Could you please reproduce every record below exactly, leaving out the pictures?

——

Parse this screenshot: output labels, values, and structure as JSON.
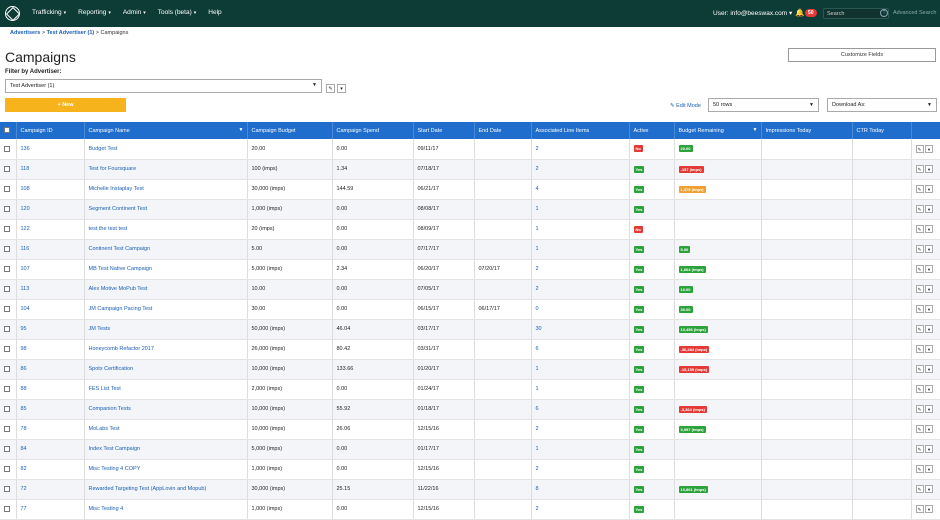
{
  "nav": {
    "items": [
      {
        "label": "Trafficking",
        "caret": "▾"
      },
      {
        "label": "Reporting",
        "caret": "▾"
      },
      {
        "label": "Admin",
        "caret": "▾"
      },
      {
        "label": "Tools (beta)",
        "caret": "▾"
      },
      {
        "label": "Help",
        "caret": ""
      }
    ],
    "user": "User: info@beeswax.com ▾",
    "notification_count": "50",
    "search_placeholder": "Search",
    "advanced_search": "Advanced Search"
  },
  "breadcrumb": {
    "advertisers": "Advertisers",
    "sep1": ">",
    "advertiser": "Test Advertiser (1)",
    "sep2": ">",
    "current": "Campaigns"
  },
  "page": {
    "title": "Campaigns",
    "customize_fields": "Customize Fields",
    "filter_label": "Filter by Advertiser:",
    "filter_value": "Test Advertiser (1)",
    "new_button": "+ New",
    "edit_mode": "Edit Mode",
    "rows_select": "50 rows",
    "download_select": "Download As:"
  },
  "table": {
    "columns": [
      "Campaign ID",
      "Campaign Name",
      "Campaign Budget",
      "Campaign Spend",
      "Start Date",
      "End Date",
      "Associated Line Items",
      "Active",
      "Budget Remaining",
      "Impressions Today",
      "CTR Today"
    ],
    "rows": [
      {
        "id": "136",
        "name": "Budget Test",
        "budget": "20.00",
        "spend": "0.00",
        "start": "09/11/17",
        "end": "",
        "li": "2",
        "active": "No",
        "remaining": "20.00",
        "rem_color": "green"
      },
      {
        "id": "118",
        "name": "Test for Foursquare",
        "budget": "100 (imps)",
        "spend": "1.34",
        "start": "07/18/17",
        "end": "",
        "li": "2",
        "active": "Yes",
        "remaining": "-157 (imps)",
        "rem_color": "red"
      },
      {
        "id": "108",
        "name": "Michelle Instaplay Test",
        "budget": "30,000 (imps)",
        "spend": "144.59",
        "start": "06/21/17",
        "end": "",
        "li": "4",
        "active": "Yes",
        "remaining": "1,575 (imps)",
        "rem_color": "orange"
      },
      {
        "id": "120",
        "name": "Segment Continent Test",
        "budget": "1,000 (imps)",
        "spend": "0.00",
        "start": "08/08/17",
        "end": "",
        "li": "1",
        "active": "Yes",
        "remaining": "",
        "rem_color": ""
      },
      {
        "id": "122",
        "name": "test the test test",
        "budget": "20 (imps)",
        "spend": "0.00",
        "start": "08/09/17",
        "end": "",
        "li": "1",
        "active": "No",
        "remaining": "",
        "rem_color": ""
      },
      {
        "id": "116",
        "name": "Continent Test Campaign",
        "budget": "5.00",
        "spend": "0.00",
        "start": "07/17/17",
        "end": "",
        "li": "1",
        "active": "Yes",
        "remaining": "5.00",
        "rem_color": "green"
      },
      {
        "id": "107",
        "name": "MB Test Native Campaign",
        "budget": "5,000 (imps)",
        "spend": "2.34",
        "start": "06/20/17",
        "end": "07/20/17",
        "li": "2",
        "active": "Yes",
        "remaining": "1,664 (imps)",
        "rem_color": "green"
      },
      {
        "id": "113",
        "name": "Alex Motive MoPub Test",
        "budget": "10.00",
        "spend": "0.00",
        "start": "07/05/17",
        "end": "",
        "li": "2",
        "active": "Yes",
        "remaining": "10.00",
        "rem_color": "green"
      },
      {
        "id": "104",
        "name": "JM Campaign Pacing Test",
        "budget": "30.00",
        "spend": "0.00",
        "start": "06/15/17",
        "end": "06/17/17",
        "li": "0",
        "active": "Yes",
        "remaining": "30.00",
        "rem_color": "green"
      },
      {
        "id": "95",
        "name": "JM Tests",
        "budget": "50,000 (imps)",
        "spend": "46.04",
        "start": "03/17/17",
        "end": "",
        "li": "30",
        "active": "Yes",
        "remaining": "10,456 (imps)",
        "rem_color": "green"
      },
      {
        "id": "98",
        "name": "Honeycomb Refactor 2017",
        "budget": "26,000 (imps)",
        "spend": "80.42",
        "start": "03/31/17",
        "end": "",
        "li": "6",
        "active": "Yes",
        "remaining": "-36,284 (imps)",
        "rem_color": "red"
      },
      {
        "id": "86",
        "name": "Spotx Certification",
        "budget": "10,000 (imps)",
        "spend": "133.66",
        "start": "01/20/17",
        "end": "",
        "li": "1",
        "active": "Yes",
        "remaining": "-15,155 (imps)",
        "rem_color": "red"
      },
      {
        "id": "88",
        "name": "FES List Test",
        "budget": "2,000 (imps)",
        "spend": "0.00",
        "start": "01/24/17",
        "end": "",
        "li": "1",
        "active": "Yes",
        "remaining": "",
        "rem_color": ""
      },
      {
        "id": "85",
        "name": "Companion Tests",
        "budget": "10,000 (imps)",
        "spend": "55.92",
        "start": "01/18/17",
        "end": "",
        "li": "6",
        "active": "Yes",
        "remaining": "-3,364 (imps)",
        "rem_color": "red"
      },
      {
        "id": "78",
        "name": "MoLabs Test",
        "budget": "10,000 (imps)",
        "spend": "26.06",
        "start": "12/15/16",
        "end": "",
        "li": "2",
        "active": "Yes",
        "remaining": "3,957 (imps)",
        "rem_color": "green"
      },
      {
        "id": "84",
        "name": "Index Test Campaign",
        "budget": "5,000 (imps)",
        "spend": "0.00",
        "start": "01/17/17",
        "end": "",
        "li": "1",
        "active": "Yes",
        "remaining": "",
        "rem_color": ""
      },
      {
        "id": "82",
        "name": "Misc Testing 4 COPY",
        "budget": "1,000 (imps)",
        "spend": "0.00",
        "start": "12/15/16",
        "end": "",
        "li": "2",
        "active": "Yes",
        "remaining": "",
        "rem_color": ""
      },
      {
        "id": "72",
        "name": "Rewarded Targeting Test (AppLovin and Mopub)",
        "budget": "30,000 (imps)",
        "spend": "25.15",
        "start": "11/22/16",
        "end": "",
        "li": "8",
        "active": "Yes",
        "remaining": "10,861 (imps)",
        "rem_color": "green"
      },
      {
        "id": "77",
        "name": "Misc Testing 4",
        "budget": "1,000 (imps)",
        "spend": "0.00",
        "start": "12/15/16",
        "end": "",
        "li": "2",
        "active": "Yes",
        "remaining": "",
        "rem_color": ""
      }
    ]
  },
  "colors": {
    "nav": "#0d3b36",
    "header": "#1f6dcd",
    "new_button": "#f6b31b",
    "yes": "#2ca33a",
    "no": "#e53935"
  }
}
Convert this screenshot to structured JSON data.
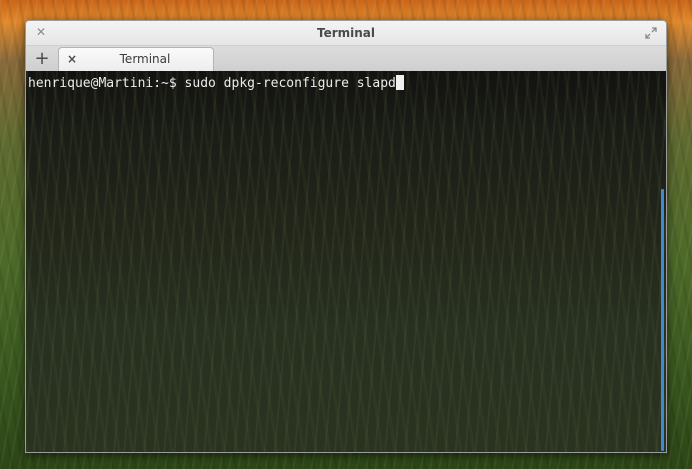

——

→ Exercise output
Parse this screenshot: output labels, values, and structure as JSON.
{
  "nav": {
    "items": [
      {
        "label": "Trafficking",
        "caret": "▾"
      },
      {
        "label": "Reporting",
        "caret": "▾"
      },
      {
        "label": "Admin",
        "caret": "▾"
      },
      {
        "label": "Tools (beta)",
        "caret": "▾"
      },
      {
        "label": "Help",
        "caret": ""
      }
    ],
    "user": "User: info@beeswax.com ▾",
    "notification_count": "50",
    "search_placeholder": "Search",
    "advanced_search": "Advanced Search"
  },
  "breadcrumb": {
    "advertisers": "Advertisers",
    "sep1": ">",
    "advertiser": "Test Advertiser (1)",
    "sep2": ">",
    "current": "Campaigns"
  },
  "page": {
    "title": "Campaigns",
    "customize_fields": "Customize Fields",
    "filter_label": "Filter by Advertiser:",
    "filter_value": "Test Advertiser (1)",
    "new_button": "+ New",
    "edit_mode": "Edit Mode",
    "rows_select": "50 rows",
    "download_select": "Download As:"
  },
  "table": {
    "columns": [
      "Campaign ID",
      "Campaign Name",
      "Campaign Budget",
      "Campaign Spend",
      "Start Date",
      "End Date",
      "Associated Line Items",
      "Active",
      "Budget Remaining",
      "Impressions Today",
      "CTR Today"
    ],
    "rows": [
      {
        "id": "136",
        "name": "Budget Test",
        "budget": "20.00",
        "spend": "0.00",
        "start": "09/11/17",
        "end": "",
        "li": "2",
        "active": "No",
        "remaining": "20.00",
        "rem_color": "green"
      },
      {
        "id": "118",
        "name": "Test for Foursquare",
        "budget": "100 (imps)",
        "spend": "1.34",
        "start": "07/18/17",
        "end": "",
        "li": "2",
        "active": "Yes",
        "remaining": "-157 (imps)",
        "rem_color": "red"
      },
      {
        "id": "108",
        "name": "Michelle Instaplay Test",
        "budget": "30,000 (imps)",
        "spend": "144.59",
        "start": "06/21/17",
        "end": "",
        "li": "4",
        "active": "Yes",
        "remaining": "1,575 (imps)",
        "rem_color": "orange"
      },
      {
        "id": "120",
        "name": "Segment Continent Test",
        "budget": "1,000 (imps)",
        "spend": "0.00",
        "start": "08/08/17",
        "end": "",
        "li": "1",
        "active": "Yes",
        "remaining": "",
        "rem_color": ""
      },
      {
        "id": "122",
        "name": "test the test test",
        "budget": "20 (imps)",
        "spend": "0.00",
        "start": "08/09/17",
        "end": "",
        "li": "1",
        "active": "No",
        "remaining": "",
        "rem_color": ""
      },
      {
        "id": "116",
        "name": "Continent Test Campaign",
        "budget": "5.00",
        "spend": "0.00",
        "start": "07/17/17",
        "end": "",
        "li": "1",
        "active": "Yes",
        "remaining": "5.00",
        "rem_color": "green"
      },
      {
        "id": "107",
        "name": "MB Test Native Campaign",
        "budget": "5,000 (imps)",
        "spend": "2.34",
        "start": "06/20/17",
        "end": "07/20/17",
        "li": "2",
        "active": "Yes",
        "remaining": "1,664 (imps)",
        "rem_color": "green"
      },
      {
        "id": "113",
        "name": "Alex Motive MoPub Test",
        "budget": "10.00",
        "spend": "0.00",
        "start": "07/05/17",
        "end": "",
        "li": "2",
        "active": "Yes",
        "remaining": "10.00",
        "rem_color": "green"
      },
      {
        "id": "104",
        "name": "JM Campaign Pacing Test",
        "budget": "30.00",
        "spend": "0.00",
        "start": "06/15/17",
        "end": "06/17/17",
        "li": "0",
        "active": "Yes",
        "remaining": "30.00",
        "rem_color": "green"
      },
      {
        "id": "95",
        "name": "JM Tests",
        "budget": "50,000 (imps)",
        "spend": "46.04",
        "start": "03/17/17",
        "end": "",
        "li": "30",
        "active": "Yes",
        "remaining": "10,456 (imps)",
        "rem_color": "green"
      },
      {
        "id": "98",
        "name": "Honeycomb Refactor 2017",
        "budget": "26,000 (imps)",
        "spend": "80.42",
        "start": "03/31/17",
        "end": "",
        "li": "6",
        "active": "Yes",
        "remaining": "-36,284 (imps)",
        "rem_color": "red"
      },
      {
        "id": "86",
        "name": "Spotx Certification",
        "budget": "10,000 (imps)",
        "spend": "133.66",
        "start": "01/20/17",
        "end": "",
        "li": "1",
        "active": "Yes",
        "remaining": "-15,155 (imps)",
        "rem_color": "red"
      },
      {
        "id": "88",
        "name": "FES List Test",
        "budget": "2,000 (imps)",
        "spend": "0.00",
        "start": "01/24/17",
        "end": "",
        "li": "1",
        "active": "Yes",
        "remaining": "",
        "rem_color": ""
      },
      {
        "id": "85",
        "name": "Companion Tests",
        "budget": "10,000 (imps)",
        "spend": "55.92",
        "start": "01/18/17",
        "end": "",
        "li": "6",
        "active": "Yes",
        "remaining": "-3,364 (imps)",
        "rem_color": "red"
      },
      {
        "id": "78",
        "name": "MoLabs Test",
        "budget": "10,000 (imps)",
        "spend": "26.06",
        "start": "12/15/16",
        "end": "",
        "li": "2",
        "active": "Yes",
        "remaining": "3,957 (imps)",
        "rem_color": "green"
      },
      {
        "id": "84",
        "name": "Index Test Campaign",
        "budget": "5,000 (imps)",
        "spend": "0.00",
        "start": "01/17/17",
        "end": "",
        "li": "1",
        "active": "Yes",
        "remaining": "",
        "rem_color": ""
      },
      {
        "id": "82",
        "name": "Misc Testing 4 COPY",
        "budget": "1,000 (imps)",
        "spend": "0.00",
        "start": "12/15/16",
        "end": "",
        "li": "2",
        "active": "Yes",
        "remaining": "",
        "rem_color": ""
      },
      {
        "id": "72",
        "name": "Rewarded Targeting Test (AppLovin and Mopub)",
        "budget": "30,000 (imps)",
        "spend": "25.15",
        "start": "11/22/16",
        "end": "",
        "li": "8",
        "active": "Yes",
        "remaining": "10,861 (imps)",
        "rem_color": "green"
      },
      {
        "id": "77",
        "name": "Misc Testing 4",
        "budget": "1,000 (imps)",
        "spend": "0.00",
        "start": "12/15/16",
        "end": "",
        "li": "2",
        "active": "Yes",
        "remaining": "",
        "rem_color": ""
      }
    ]
  },
  "colors": {
    "nav": "#0d3b36",
    "header": "#1f6dcd",
    "new_button": "#f6b31b",
    "yes": "#2ca33a",
    "no": "#e53935"
  }
}
Convert this screenshot to structured JSON data.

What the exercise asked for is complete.